**Task goal:** Could you count the lines in the entries beneath that hold the word "placeholder"? Respond with the number alone.

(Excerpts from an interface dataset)

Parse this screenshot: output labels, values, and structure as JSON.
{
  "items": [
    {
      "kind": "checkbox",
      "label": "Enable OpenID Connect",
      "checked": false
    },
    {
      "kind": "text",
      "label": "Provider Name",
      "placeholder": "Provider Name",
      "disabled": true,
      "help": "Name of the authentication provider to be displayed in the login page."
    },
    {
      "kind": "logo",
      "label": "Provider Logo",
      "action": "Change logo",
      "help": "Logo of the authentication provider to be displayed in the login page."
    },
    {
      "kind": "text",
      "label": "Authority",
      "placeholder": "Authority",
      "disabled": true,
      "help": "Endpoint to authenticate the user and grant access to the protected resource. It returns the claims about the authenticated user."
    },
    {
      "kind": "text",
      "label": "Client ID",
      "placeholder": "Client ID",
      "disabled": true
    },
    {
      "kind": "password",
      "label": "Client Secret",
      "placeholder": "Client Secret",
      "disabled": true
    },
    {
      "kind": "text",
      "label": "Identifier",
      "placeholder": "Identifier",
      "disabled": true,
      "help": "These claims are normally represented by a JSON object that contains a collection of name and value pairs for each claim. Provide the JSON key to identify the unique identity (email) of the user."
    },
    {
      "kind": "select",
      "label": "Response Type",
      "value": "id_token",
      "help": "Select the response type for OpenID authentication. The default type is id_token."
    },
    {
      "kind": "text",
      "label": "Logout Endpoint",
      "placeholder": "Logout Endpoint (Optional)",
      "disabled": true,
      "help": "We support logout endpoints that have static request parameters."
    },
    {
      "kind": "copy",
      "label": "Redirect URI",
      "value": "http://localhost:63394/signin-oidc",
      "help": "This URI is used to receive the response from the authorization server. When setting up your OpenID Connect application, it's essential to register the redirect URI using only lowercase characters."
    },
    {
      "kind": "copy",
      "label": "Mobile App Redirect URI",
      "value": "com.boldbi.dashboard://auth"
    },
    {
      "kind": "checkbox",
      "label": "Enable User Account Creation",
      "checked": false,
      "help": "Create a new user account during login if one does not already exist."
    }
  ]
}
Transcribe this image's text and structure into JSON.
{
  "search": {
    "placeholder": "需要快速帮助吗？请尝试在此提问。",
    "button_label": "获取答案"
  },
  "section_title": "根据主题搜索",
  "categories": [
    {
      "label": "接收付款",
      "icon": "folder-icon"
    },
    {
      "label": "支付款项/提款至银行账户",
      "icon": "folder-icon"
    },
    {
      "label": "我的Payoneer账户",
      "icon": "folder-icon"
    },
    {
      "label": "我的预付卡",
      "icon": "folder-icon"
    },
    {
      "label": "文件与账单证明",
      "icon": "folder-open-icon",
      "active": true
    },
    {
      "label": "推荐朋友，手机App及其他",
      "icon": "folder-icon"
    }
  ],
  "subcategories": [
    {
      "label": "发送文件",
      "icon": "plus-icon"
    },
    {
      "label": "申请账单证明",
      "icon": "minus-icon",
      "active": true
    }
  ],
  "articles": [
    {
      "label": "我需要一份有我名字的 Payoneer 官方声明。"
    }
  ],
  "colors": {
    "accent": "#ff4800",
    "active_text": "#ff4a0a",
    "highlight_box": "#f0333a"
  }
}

**Completed task:** 7